• [AIM OF THE EXERCISE]: Look through the entries below and show every line containing the word "this".

[SOURCE INFORMATION]

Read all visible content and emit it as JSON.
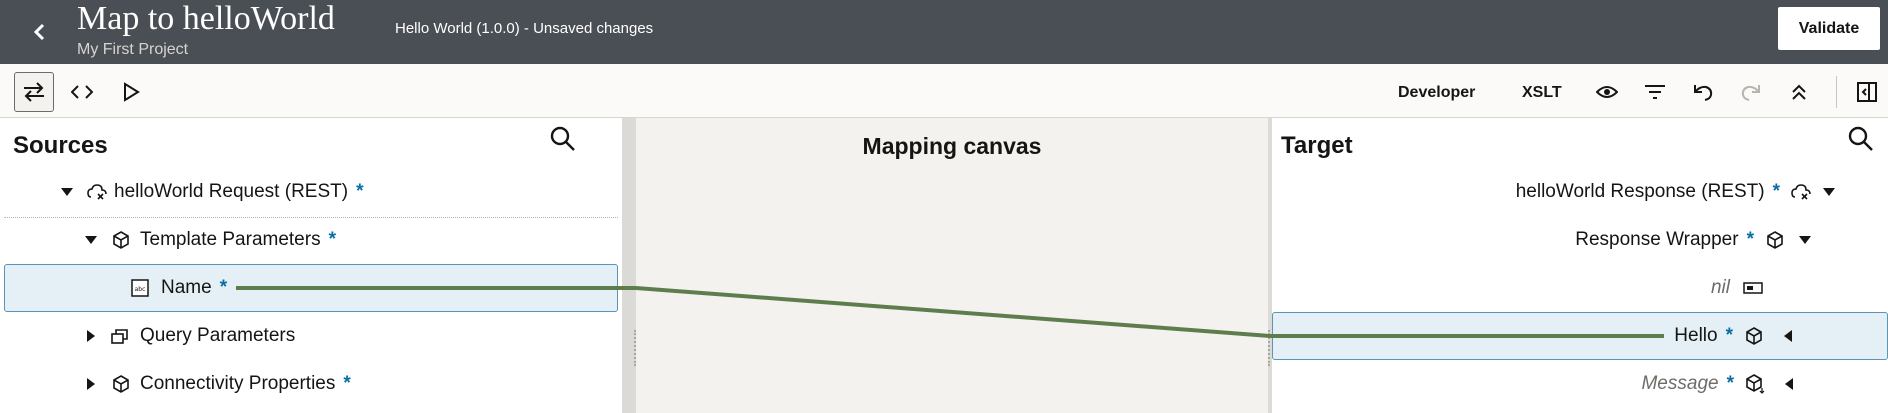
{
  "header": {
    "title": "Map to helloWorld",
    "subtitle": "My First Project",
    "status": "Hello World (1.0.0) - Unsaved changes",
    "validate_label": "Validate"
  },
  "toolbar": {
    "developer_label": "Developer",
    "xslt_label": "XSLT"
  },
  "sources": {
    "title": "Sources",
    "root": "helloWorld Request (REST)",
    "template_params": "Template Parameters",
    "name": "Name",
    "query_params": "Query Parameters",
    "connectivity": "Connectivity Properties",
    "required_mark": "*"
  },
  "canvas": {
    "title": "Mapping canvas"
  },
  "target": {
    "title": "Target",
    "root": "helloWorld Response (REST)",
    "wrapper": "Response Wrapper",
    "nil": "nil",
    "hello": "Hello",
    "message": "Message",
    "required_mark": "*"
  },
  "colors": {
    "header_bg": "#4a4f55",
    "selected_row_bg": "#e4f0f6",
    "mapping_line": "#5d7e4c",
    "required_star": "#0a6ea3"
  }
}
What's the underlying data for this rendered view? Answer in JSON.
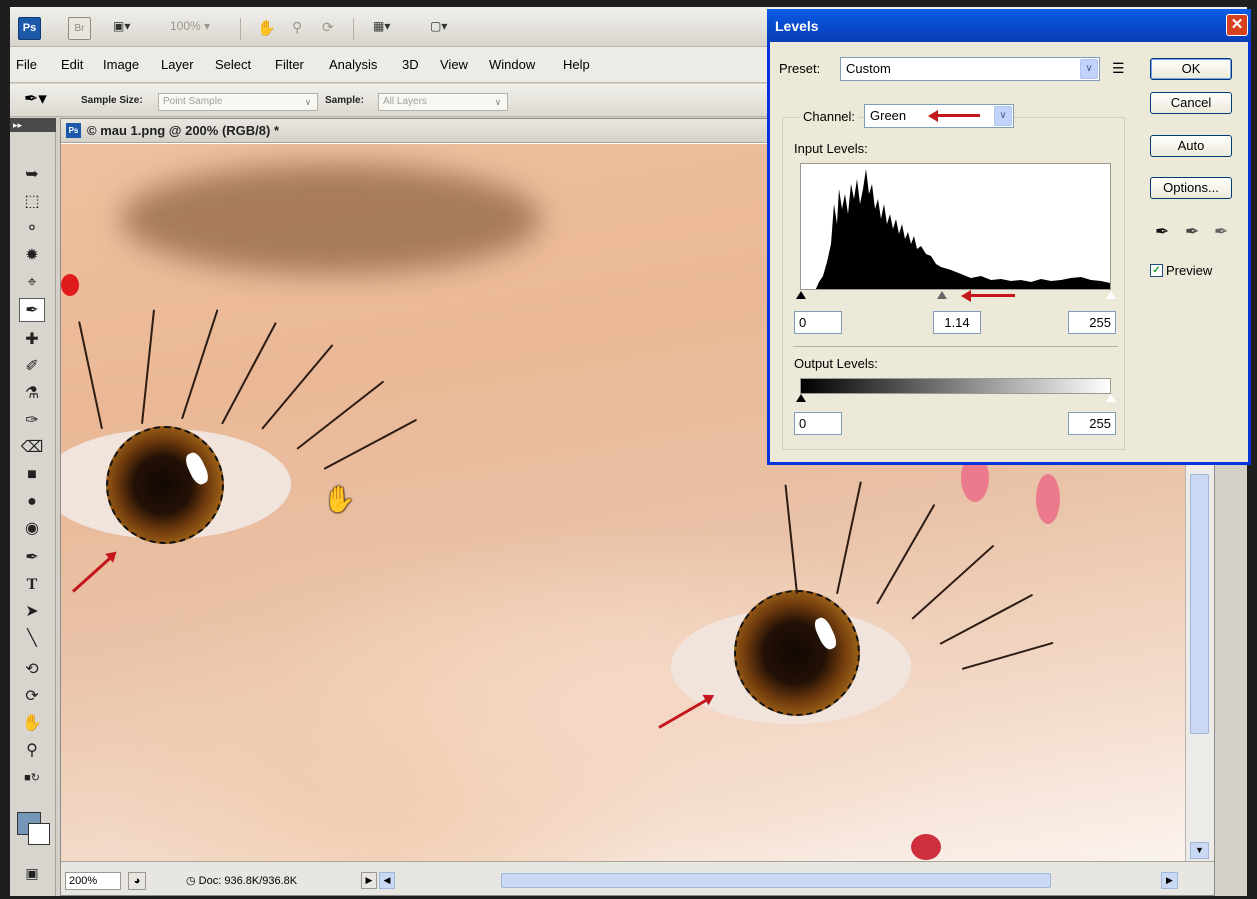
{
  "appbar": {
    "ps_logo": "Ps",
    "br_logo": "Br",
    "zoom": "100%",
    "icons": [
      "film-icon",
      "hand-icon",
      "zoom-icon",
      "rotate-icon",
      "arrange-icon",
      "screen-mode-icon"
    ]
  },
  "menu": [
    "File",
    "Edit",
    "Image",
    "Layer",
    "Select",
    "Filter",
    "Analysis",
    "3D",
    "View",
    "Window",
    "Help"
  ],
  "options_bar": {
    "sample_size_label": "Sample Size:",
    "sample_size_value": "Point Sample",
    "sample_label": "Sample:",
    "sample_value": "All Layers"
  },
  "document": {
    "title": "© mau 1.png @ 200% (RGB/8) *",
    "zoom": "200%",
    "doc_info": "Doc: 936.8K/936.8K"
  },
  "levels_dialog": {
    "title": "Levels",
    "preset_label": "Preset:",
    "preset_value": "Custom",
    "channel_label": "Channel:",
    "channel_value": "Green",
    "input_levels_label": "Input Levels:",
    "input_black": "0",
    "input_gamma": "1.14",
    "input_white": "255",
    "output_levels_label": "Output Levels:",
    "output_black": "0",
    "output_white": "255",
    "ok_label": "OK",
    "cancel_label": "Cancel",
    "auto_label": "Auto",
    "options_label": "Options...",
    "preview_label": "Preview",
    "preview_checked": true
  },
  "colors": {
    "foreground": "#7596b6",
    "background": "#ffffff",
    "title_bar": "#0a5ee6",
    "annotation_arrow": "#c3171c"
  }
}
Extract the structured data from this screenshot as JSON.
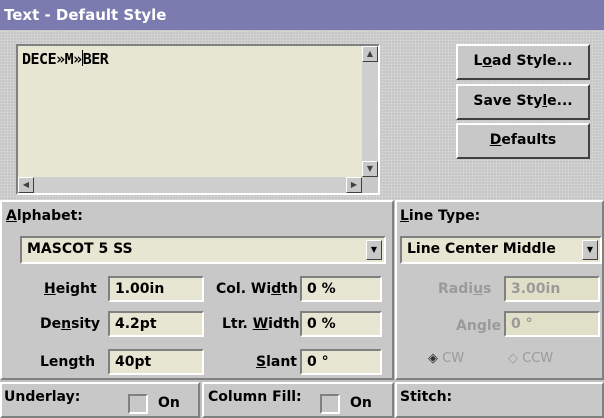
{
  "window": {
    "title": "Text - Default Style"
  },
  "text_entry": {
    "before_caret": "DECE»M»",
    "after_caret": "BER"
  },
  "buttons": {
    "load_style": {
      "pre": "L",
      "u": "o",
      "post": "ad Style..."
    },
    "save_style": {
      "pre": "Save Sty",
      "u": "l",
      "post": "e..."
    },
    "defaults": {
      "pre": "",
      "u": "D",
      "post": "efaults"
    }
  },
  "alphabet": {
    "label": {
      "pre": "",
      "u": "A",
      "post": "lphabet:"
    },
    "font": "MASCOT 5 SS",
    "height": {
      "pre": "",
      "u": "H",
      "post": "eight",
      "value": "1.00in"
    },
    "density": {
      "pre": "De",
      "u": "n",
      "post": "sity",
      "value": "4.2pt"
    },
    "length": {
      "text": "Length",
      "value": "40pt"
    },
    "col_width": {
      "pre": "Col. Wi",
      "u": "d",
      "post": "th",
      "value": "0 %"
    },
    "ltr_width": {
      "pre": "Ltr. ",
      "u": "W",
      "post": "idth",
      "value": "0 %"
    },
    "slant": {
      "pre": "",
      "u": "S",
      "post": "lant",
      "value": "0 °"
    }
  },
  "line_type": {
    "label": {
      "pre": "",
      "u": "L",
      "post": "ine Type:"
    },
    "value": "Line Center Middle",
    "radius": {
      "pre": "Radi",
      "u": "u",
      "post": "s",
      "value": "3.00in"
    },
    "angle": {
      "pre": "An",
      "u": "g",
      "post": "le",
      "value": "0 °"
    },
    "cw": "CW",
    "ccw": "CCW"
  },
  "underlay": {
    "label": "Underlay:",
    "on": "On"
  },
  "column_fill": {
    "label": "Column Fill:",
    "on": "On"
  },
  "stitch": {
    "label": "Stitch:"
  },
  "colors": {
    "title_bg": "#7b7bb0",
    "field_bg": "#e6e6d2",
    "face": "#c8c8c8"
  }
}
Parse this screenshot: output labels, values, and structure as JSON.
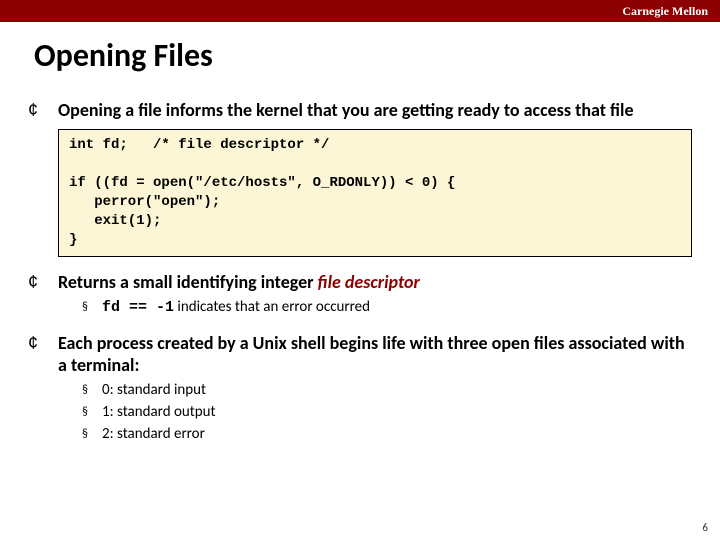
{
  "header": {
    "institution": "Carnegie Mellon"
  },
  "title": "Opening Files",
  "bullets": [
    {
      "text": "Opening a file informs the kernel that you are getting ready to access that file"
    },
    {
      "text_before": "Returns a small identifying integer ",
      "emph": "file descriptor"
    },
    {
      "text": "Each process created by a Unix shell begins life with three open files associated with a terminal:"
    }
  ],
  "code": "int fd;   /* file descriptor */\n\nif ((fd = open(\"/etc/hosts\", O_RDONLY)) < 0) {\n   perror(\"open\");\n   exit(1);\n}",
  "sub1": {
    "mono": "fd == -1",
    "rest": " indicates that an error occurred"
  },
  "sub2": [
    "0: standard input",
    "1: standard output",
    "2: standard error"
  ],
  "page_number": "6"
}
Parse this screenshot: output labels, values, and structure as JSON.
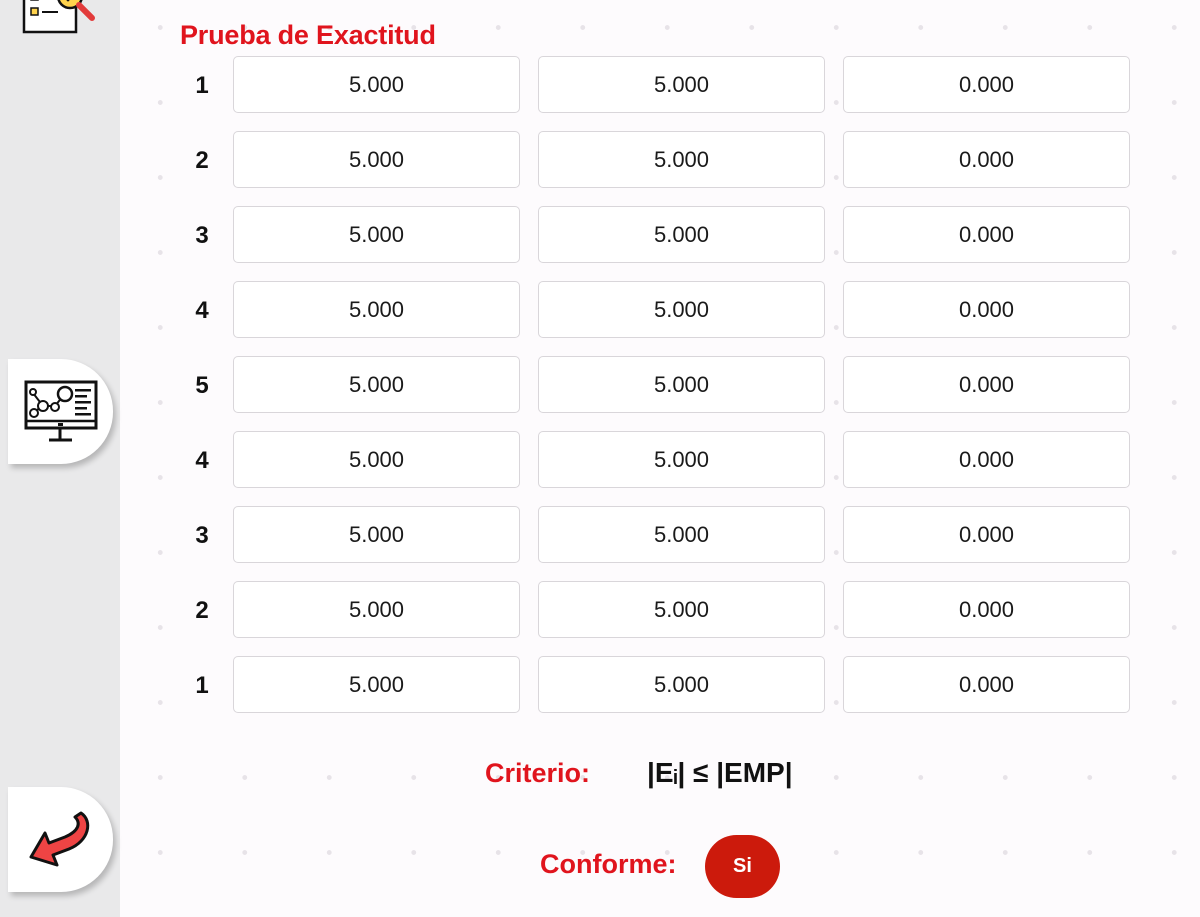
{
  "title": "Prueba de Exactitud",
  "rows": [
    {
      "index": "1",
      "v1": "5.000",
      "v2": "5.000",
      "v3": "0.000"
    },
    {
      "index": "2",
      "v1": "5.000",
      "v2": "5.000",
      "v3": "0.000"
    },
    {
      "index": "3",
      "v1": "5.000",
      "v2": "5.000",
      "v3": "0.000"
    },
    {
      "index": "4",
      "v1": "5.000",
      "v2": "5.000",
      "v3": "0.000"
    },
    {
      "index": "5",
      "v1": "5.000",
      "v2": "5.000",
      "v3": "0.000"
    },
    {
      "index": "4",
      "v1": "5.000",
      "v2": "5.000",
      "v3": "0.000"
    },
    {
      "index": "3",
      "v1": "5.000",
      "v2": "5.000",
      "v3": "0.000"
    },
    {
      "index": "2",
      "v1": "5.000",
      "v2": "5.000",
      "v3": "0.000"
    },
    {
      "index": "1",
      "v1": "5.000",
      "v2": "5.000",
      "v3": "0.000"
    }
  ],
  "criterio": {
    "label": "Criterio:",
    "value": "|Eᵢ| ≤ |EMP|"
  },
  "conforme": {
    "label": "Conforme:",
    "value": "Si"
  },
  "sidebar": {
    "icons": [
      "checklist-magnifier-icon",
      "monitor-network-icon",
      "back-arrow-icon"
    ]
  },
  "colors": {
    "accent_red": "#e0141d",
    "badge_red": "#cc1a0c",
    "sidebar_bg": "#e9e9ea"
  }
}
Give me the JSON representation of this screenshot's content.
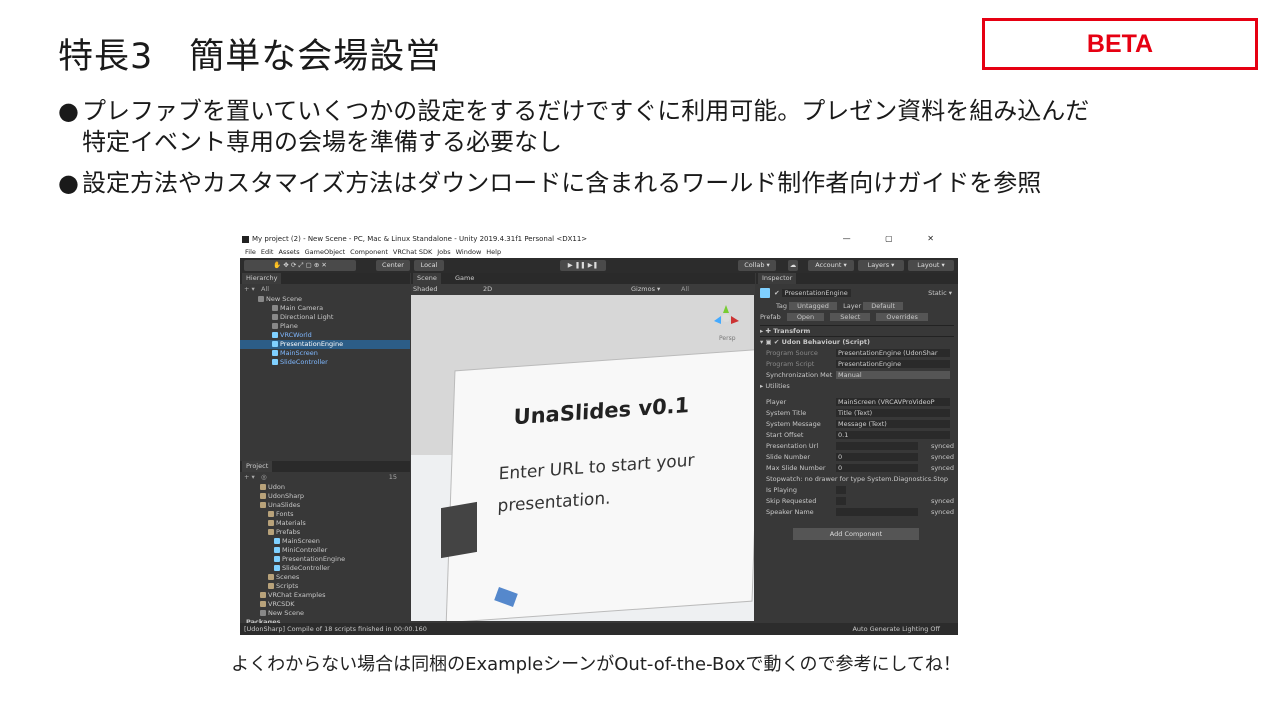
{
  "slide": {
    "title": "特長3　簡単な会場設営",
    "badge": "BETA",
    "bullets": [
      {
        "line1": "プレファブを置いていくつかの設定をするだけですぐに利用可能。プレゼン資料を組み込んだ",
        "line2": "特定イベント専用の会場を準備する必要なし"
      },
      {
        "line1": "設定方法やカスタマイズ方法はダウンロードに含まれるワールド制作者向けガイドを参照",
        "line2": ""
      }
    ],
    "bullet_mark": "●",
    "caption": "よくわからない場合は同梱のExampleシーンがOut-of-the-Boxで動くので参考にしてね！"
  },
  "unity": {
    "window_title": "My project (2) - New Scene - PC, Mac & Linux Standalone - Unity 2019.4.31f1 Personal <DX11>",
    "window_controls": "—  ▢  ✕",
    "menu": [
      "File",
      "Edit",
      "Assets",
      "GameObject",
      "Component",
      "VRChat SDK",
      "Jobs",
      "Window",
      "Help"
    ],
    "toolbar": {
      "pivot": "Center",
      "space": "Local",
      "collab": "Collab ▾",
      "account": "Account ▾",
      "layers": "Layers ▾",
      "layout": "Layout ▾"
    },
    "hierarchy": {
      "tab": "Hierarchy",
      "search": "All",
      "items": [
        "New Scene",
        "Main Camera",
        "Directional Light",
        "Plane",
        "VRCWorld",
        "PresentationEngine",
        "MainScreen",
        "SlideController"
      ]
    },
    "project": {
      "tab": "Project",
      "count": "15",
      "items": [
        "Udon",
        "UdonSharp",
        "UnaSlides",
        "Fonts",
        "Materials",
        "Prefabs",
        "MainScreen",
        "MiniController",
        "PresentationEngine",
        "SlideController",
        "Scenes",
        "Scripts",
        "VRChat Examples",
        "VRCSDK",
        "New Scene",
        "Packages"
      ]
    },
    "scene": {
      "tabs": [
        "Scene",
        "Game"
      ],
      "shading": "Shaded",
      "mode": "2D",
      "gizmos": "Gizmos ▾",
      "search": "All",
      "persp": "Persp",
      "slide_title": "UnaSlides v0.1",
      "slide_text": "Enter URL to start your presentation."
    },
    "inspector": {
      "tab": "Inspector",
      "object_name": "PresentationEngine",
      "static": "Static ▾",
      "tag_label": "Tag",
      "tag": "Untagged",
      "layer_label": "Layer",
      "layer": "Default",
      "prefab_label": "Prefab",
      "prefab_open": "Open",
      "prefab_select": "Select",
      "prefab_overrides": "Overrides",
      "transform": "Transform",
      "udon": "Udon Behaviour (Script)",
      "rows": [
        {
          "label": "Program Source",
          "value": "PresentationEngine (UdonShar"
        },
        {
          "label": "Program Script",
          "value": "PresentationEngine"
        },
        {
          "label": "Synchronization Met",
          "value": "Manual"
        },
        {
          "label": "Utilities",
          "value": ""
        },
        {
          "label": "Player",
          "value": "MainScreen (VRCAVProVideoP"
        },
        {
          "label": "System Title",
          "value": "Title (Text)"
        },
        {
          "label": "System Message",
          "value": "Message (Text)"
        },
        {
          "label": "Start Offset",
          "value": "0.1"
        },
        {
          "label": "Presentation Url",
          "value": "",
          "note": "synced"
        },
        {
          "label": "Slide Number",
          "value": "0",
          "note": "synced"
        },
        {
          "label": "Max Slide Number",
          "value": "0",
          "note": "synced"
        },
        {
          "label": "Stopwatch: no drawer for type System.Diagnostics.Stop",
          "value": ""
        },
        {
          "label": "Is Playing",
          "value": ""
        },
        {
          "label": "Skip Requested",
          "value": "",
          "note": "synced"
        },
        {
          "label": "Speaker Name",
          "value": "",
          "note": "synced"
        }
      ],
      "add_component": "Add Component"
    },
    "status_left": "[UdonSharp] Compile of 18 scripts finished in 00:00.160",
    "status_right": "Auto Generate Lighting Off"
  }
}
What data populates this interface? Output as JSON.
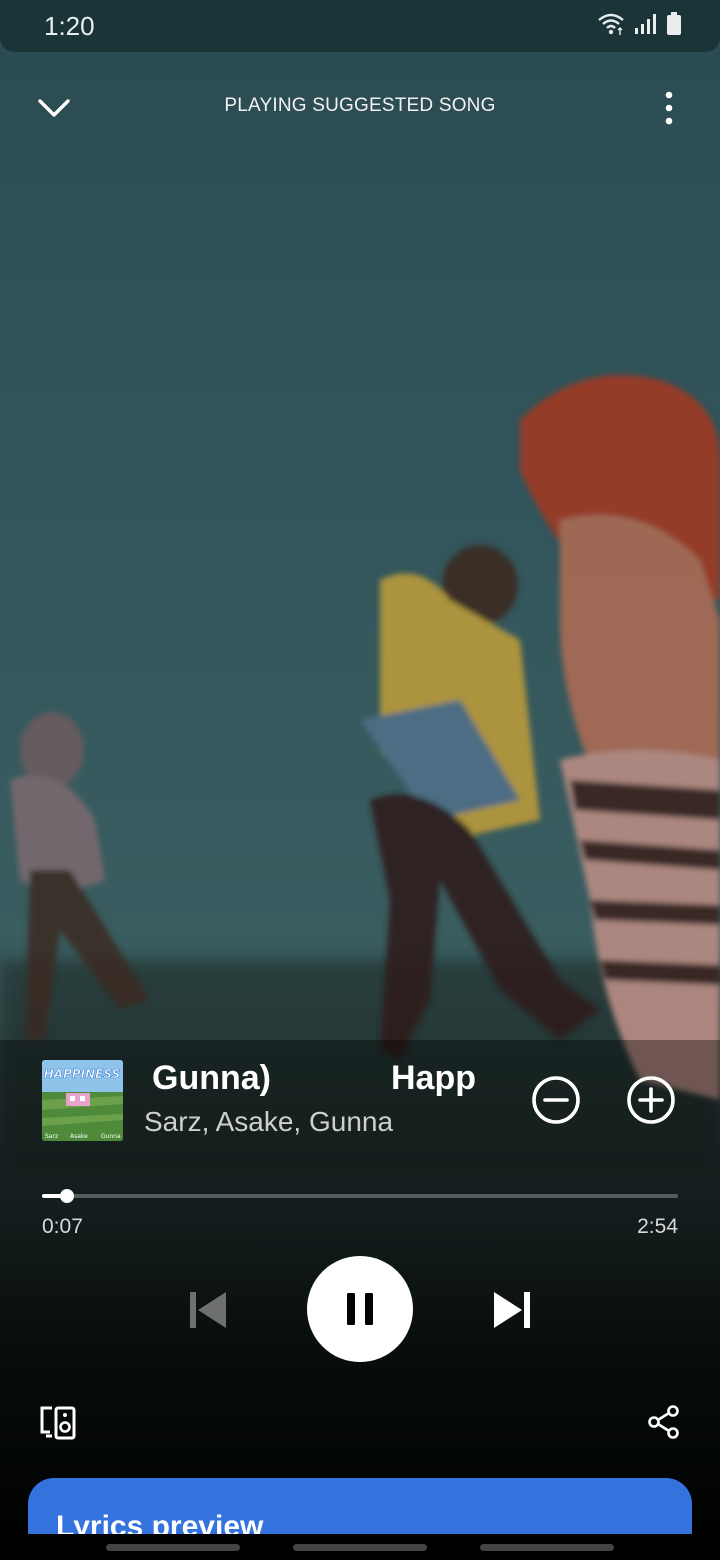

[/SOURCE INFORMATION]

• [WRITTEN SOLUTION]:
What's the underlying data for this rendered view? Answer in JSON.
Extract the structured data from this screenshot as JSON.
Parse this screenshot: output labels, values, and structure as JSON.
Parse this screenshot: output labels, values, and structure as JSON.
Give me the JSON representation of this screenshot's content.
What data populates this interface? Output as JSON.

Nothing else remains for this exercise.